Task description: Check every line of the data below for the string "JSON", and copy the ones that hold it.

※

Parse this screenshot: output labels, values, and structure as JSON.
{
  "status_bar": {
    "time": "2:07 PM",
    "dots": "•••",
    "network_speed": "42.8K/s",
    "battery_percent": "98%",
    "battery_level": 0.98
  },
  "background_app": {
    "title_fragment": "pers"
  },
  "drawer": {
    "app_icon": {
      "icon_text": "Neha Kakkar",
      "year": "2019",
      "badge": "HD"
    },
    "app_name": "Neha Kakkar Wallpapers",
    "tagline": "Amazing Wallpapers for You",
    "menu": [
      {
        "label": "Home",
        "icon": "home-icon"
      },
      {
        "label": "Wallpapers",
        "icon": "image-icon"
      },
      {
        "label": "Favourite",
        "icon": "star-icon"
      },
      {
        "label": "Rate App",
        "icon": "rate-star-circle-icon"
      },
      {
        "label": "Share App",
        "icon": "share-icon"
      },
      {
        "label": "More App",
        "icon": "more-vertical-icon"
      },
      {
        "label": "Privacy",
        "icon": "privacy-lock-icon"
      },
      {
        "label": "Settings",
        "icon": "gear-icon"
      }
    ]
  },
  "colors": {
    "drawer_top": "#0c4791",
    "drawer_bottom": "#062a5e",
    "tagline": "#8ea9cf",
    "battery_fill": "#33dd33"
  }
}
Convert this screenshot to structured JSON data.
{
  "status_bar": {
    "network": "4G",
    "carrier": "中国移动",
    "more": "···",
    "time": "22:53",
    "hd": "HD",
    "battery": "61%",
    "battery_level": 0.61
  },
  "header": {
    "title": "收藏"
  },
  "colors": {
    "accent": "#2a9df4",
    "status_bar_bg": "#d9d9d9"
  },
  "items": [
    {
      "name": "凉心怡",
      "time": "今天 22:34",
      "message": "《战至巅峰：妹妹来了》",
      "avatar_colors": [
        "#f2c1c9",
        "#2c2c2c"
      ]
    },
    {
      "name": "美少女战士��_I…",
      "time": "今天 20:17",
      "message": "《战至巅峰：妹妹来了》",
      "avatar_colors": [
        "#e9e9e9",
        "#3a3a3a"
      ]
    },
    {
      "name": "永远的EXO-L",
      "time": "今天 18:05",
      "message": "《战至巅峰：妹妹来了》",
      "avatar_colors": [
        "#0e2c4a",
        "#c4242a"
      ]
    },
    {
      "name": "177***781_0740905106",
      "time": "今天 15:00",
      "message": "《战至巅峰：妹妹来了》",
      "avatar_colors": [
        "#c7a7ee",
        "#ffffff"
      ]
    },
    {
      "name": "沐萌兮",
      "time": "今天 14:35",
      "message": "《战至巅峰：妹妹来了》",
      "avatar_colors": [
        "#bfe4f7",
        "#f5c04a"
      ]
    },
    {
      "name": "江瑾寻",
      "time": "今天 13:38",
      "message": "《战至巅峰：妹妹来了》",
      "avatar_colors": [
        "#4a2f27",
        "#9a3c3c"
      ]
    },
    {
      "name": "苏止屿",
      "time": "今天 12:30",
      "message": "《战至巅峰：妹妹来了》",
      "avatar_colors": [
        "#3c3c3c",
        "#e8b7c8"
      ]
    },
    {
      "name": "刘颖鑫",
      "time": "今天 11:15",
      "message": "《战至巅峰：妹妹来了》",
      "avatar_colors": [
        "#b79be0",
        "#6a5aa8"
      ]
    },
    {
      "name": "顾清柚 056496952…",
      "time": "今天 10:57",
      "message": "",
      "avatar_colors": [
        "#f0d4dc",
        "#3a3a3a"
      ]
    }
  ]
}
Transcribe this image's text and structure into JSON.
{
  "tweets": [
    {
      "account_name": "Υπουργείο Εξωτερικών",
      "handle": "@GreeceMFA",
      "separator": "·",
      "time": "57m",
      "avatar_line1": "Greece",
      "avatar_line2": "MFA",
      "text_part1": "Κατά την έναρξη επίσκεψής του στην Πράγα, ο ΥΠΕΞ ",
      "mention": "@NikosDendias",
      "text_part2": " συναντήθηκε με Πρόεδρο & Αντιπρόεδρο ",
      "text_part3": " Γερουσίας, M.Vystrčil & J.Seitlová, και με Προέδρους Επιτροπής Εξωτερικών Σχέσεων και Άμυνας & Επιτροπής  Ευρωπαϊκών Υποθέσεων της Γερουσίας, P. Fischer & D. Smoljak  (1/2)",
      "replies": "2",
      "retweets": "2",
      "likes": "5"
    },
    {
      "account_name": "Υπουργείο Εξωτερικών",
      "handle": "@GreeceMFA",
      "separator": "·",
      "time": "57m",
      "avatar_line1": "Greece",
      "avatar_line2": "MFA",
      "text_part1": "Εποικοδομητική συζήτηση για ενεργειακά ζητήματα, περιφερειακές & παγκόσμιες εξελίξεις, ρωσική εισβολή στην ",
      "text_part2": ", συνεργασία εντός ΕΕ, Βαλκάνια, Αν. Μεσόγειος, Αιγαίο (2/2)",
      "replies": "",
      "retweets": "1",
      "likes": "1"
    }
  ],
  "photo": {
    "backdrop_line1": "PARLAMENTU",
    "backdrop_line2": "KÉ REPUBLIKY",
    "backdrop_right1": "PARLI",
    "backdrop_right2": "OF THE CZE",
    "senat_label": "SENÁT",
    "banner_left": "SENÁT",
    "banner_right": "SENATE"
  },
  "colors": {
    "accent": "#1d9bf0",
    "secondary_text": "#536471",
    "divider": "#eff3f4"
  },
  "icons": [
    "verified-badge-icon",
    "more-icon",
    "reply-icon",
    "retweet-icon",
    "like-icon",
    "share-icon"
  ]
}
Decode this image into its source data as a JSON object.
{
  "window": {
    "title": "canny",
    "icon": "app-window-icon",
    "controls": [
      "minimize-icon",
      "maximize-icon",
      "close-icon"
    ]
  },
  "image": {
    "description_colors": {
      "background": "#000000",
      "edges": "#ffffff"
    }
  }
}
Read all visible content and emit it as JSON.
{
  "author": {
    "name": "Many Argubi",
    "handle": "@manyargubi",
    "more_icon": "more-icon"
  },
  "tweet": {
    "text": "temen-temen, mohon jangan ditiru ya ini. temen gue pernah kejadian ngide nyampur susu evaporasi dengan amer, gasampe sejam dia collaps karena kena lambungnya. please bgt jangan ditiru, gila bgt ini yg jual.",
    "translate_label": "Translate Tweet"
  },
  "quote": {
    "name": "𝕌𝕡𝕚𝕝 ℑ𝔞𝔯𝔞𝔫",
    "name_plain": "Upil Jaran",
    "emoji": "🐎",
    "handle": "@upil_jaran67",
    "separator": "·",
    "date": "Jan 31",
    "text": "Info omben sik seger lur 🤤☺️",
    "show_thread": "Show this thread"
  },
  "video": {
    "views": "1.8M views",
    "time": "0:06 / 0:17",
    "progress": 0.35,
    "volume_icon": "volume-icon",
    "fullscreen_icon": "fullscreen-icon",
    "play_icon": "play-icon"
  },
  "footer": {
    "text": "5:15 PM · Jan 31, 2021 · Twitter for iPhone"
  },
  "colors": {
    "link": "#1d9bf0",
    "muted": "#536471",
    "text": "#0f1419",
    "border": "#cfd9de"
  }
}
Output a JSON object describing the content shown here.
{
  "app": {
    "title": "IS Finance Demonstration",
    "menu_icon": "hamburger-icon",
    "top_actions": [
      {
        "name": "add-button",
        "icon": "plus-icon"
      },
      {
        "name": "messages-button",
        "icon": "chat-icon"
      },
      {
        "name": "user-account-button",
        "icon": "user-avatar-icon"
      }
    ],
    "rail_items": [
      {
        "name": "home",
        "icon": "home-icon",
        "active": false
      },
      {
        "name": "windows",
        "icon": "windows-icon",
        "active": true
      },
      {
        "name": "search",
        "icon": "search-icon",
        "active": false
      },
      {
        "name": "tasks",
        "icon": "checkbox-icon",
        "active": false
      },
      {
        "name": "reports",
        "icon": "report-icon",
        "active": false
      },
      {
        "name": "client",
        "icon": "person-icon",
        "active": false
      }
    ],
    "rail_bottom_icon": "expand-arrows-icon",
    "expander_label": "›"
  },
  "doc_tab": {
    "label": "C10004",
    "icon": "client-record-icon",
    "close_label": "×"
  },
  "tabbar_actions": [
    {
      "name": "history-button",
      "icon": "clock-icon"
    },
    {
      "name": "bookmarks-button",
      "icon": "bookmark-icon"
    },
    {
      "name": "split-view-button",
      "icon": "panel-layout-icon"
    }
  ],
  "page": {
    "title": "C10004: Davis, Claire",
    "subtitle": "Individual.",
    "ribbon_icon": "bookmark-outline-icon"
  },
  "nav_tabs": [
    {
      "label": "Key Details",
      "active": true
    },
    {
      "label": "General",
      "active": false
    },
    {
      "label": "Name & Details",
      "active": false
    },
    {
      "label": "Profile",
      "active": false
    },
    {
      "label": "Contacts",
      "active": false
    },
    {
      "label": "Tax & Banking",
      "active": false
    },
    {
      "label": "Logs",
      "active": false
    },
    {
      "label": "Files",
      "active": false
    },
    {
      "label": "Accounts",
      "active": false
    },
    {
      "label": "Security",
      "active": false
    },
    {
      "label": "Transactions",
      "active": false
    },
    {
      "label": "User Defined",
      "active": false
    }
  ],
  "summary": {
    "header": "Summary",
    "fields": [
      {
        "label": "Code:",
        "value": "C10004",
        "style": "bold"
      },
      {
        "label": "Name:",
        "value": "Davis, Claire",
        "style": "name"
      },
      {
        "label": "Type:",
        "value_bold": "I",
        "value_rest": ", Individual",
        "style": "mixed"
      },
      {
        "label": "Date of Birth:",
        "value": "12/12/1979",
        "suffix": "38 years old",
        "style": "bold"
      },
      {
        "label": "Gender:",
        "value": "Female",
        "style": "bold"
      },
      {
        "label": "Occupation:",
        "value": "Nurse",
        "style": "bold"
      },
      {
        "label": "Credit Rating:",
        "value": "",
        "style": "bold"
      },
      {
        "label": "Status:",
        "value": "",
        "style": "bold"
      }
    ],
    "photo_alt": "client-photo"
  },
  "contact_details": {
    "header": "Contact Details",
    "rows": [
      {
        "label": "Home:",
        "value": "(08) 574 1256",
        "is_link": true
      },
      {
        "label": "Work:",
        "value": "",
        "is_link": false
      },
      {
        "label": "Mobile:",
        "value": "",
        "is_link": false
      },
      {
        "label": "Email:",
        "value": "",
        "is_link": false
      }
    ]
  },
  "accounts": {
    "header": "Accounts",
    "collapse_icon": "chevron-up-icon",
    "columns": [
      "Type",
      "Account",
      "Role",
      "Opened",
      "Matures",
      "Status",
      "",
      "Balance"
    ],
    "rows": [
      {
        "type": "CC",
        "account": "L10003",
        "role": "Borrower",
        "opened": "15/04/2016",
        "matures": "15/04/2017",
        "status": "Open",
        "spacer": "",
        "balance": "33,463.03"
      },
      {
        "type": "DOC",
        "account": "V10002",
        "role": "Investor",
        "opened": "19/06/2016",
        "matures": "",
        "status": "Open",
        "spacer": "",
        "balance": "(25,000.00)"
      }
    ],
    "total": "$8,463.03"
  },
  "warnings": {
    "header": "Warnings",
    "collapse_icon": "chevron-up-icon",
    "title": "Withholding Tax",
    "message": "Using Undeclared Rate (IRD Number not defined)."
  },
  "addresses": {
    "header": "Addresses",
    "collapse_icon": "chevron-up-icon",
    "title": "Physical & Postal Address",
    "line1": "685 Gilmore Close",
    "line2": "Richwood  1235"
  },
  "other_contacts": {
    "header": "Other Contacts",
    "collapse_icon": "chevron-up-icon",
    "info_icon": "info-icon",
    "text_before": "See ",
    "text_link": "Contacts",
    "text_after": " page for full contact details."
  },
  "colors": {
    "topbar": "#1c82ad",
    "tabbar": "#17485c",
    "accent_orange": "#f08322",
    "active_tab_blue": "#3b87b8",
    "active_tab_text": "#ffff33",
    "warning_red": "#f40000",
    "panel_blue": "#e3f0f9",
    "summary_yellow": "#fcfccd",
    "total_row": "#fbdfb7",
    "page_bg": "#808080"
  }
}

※

Response to this exercise:
Parse this screenshot: output labels, values, and structure as JSON.
Convert this screenshot to structured JSON data.
Transcribe this image's text and structure into JSON.
Decode this image into its source data as a JSON object.
Read all visible content and emit it as JSON.
Output a JSON object describing the content shown here.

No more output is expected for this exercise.